**TASK**. The answer must be a single number: how many lines of the records below contain "title".

**DATA EXTRACTS**.
-=-=-=-=-

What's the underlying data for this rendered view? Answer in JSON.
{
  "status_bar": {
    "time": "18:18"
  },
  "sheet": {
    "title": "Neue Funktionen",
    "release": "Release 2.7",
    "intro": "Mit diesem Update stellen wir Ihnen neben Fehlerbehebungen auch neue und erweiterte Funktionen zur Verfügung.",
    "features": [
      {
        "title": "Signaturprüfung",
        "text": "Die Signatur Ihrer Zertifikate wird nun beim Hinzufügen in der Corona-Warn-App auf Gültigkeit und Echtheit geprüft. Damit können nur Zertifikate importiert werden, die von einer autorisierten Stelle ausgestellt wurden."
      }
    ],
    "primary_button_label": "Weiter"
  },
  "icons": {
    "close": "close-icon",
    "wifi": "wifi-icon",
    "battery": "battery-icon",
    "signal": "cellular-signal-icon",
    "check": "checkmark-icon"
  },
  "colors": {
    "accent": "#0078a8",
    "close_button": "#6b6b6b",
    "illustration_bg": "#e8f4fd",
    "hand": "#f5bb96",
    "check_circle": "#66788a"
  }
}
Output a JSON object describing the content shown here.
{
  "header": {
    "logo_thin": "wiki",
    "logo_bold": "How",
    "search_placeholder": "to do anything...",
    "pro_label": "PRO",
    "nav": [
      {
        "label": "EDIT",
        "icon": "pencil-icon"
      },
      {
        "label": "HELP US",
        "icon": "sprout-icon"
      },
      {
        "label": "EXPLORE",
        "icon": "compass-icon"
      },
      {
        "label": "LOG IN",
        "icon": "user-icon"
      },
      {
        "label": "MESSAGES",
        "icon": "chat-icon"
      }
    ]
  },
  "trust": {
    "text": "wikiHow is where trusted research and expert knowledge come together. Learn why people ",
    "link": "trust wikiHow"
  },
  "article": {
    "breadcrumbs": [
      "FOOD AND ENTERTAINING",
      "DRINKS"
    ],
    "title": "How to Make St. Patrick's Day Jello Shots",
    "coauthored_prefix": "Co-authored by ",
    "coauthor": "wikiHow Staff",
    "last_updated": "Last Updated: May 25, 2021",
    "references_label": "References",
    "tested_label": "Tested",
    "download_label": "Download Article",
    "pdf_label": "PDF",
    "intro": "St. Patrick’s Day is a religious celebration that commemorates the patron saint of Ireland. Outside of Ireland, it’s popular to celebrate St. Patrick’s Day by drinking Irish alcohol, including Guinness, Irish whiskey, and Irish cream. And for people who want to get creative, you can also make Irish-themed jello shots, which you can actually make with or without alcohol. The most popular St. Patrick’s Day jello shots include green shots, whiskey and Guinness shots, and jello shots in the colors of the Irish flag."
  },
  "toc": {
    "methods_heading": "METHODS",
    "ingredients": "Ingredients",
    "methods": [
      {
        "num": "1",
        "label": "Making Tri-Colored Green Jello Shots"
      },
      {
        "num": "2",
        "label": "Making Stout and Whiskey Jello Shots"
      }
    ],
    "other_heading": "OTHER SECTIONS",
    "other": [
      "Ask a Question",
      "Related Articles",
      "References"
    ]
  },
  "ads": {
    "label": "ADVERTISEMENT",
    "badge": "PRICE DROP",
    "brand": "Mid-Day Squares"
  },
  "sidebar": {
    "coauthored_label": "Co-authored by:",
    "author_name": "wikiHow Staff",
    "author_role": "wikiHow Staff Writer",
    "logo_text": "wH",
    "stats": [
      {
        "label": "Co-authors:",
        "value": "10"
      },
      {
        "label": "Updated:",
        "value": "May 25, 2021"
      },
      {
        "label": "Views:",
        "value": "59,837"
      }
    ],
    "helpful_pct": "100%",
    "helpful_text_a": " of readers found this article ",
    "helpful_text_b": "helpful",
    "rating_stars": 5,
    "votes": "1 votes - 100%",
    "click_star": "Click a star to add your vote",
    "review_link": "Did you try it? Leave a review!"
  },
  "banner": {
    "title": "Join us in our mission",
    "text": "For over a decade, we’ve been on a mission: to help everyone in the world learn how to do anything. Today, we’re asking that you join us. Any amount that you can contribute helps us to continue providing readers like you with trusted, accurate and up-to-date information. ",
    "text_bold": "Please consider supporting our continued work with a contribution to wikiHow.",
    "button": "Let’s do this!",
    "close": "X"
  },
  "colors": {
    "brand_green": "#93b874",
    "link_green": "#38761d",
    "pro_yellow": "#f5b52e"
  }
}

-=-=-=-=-

**ANSWER TO THE PROBLEM**. 4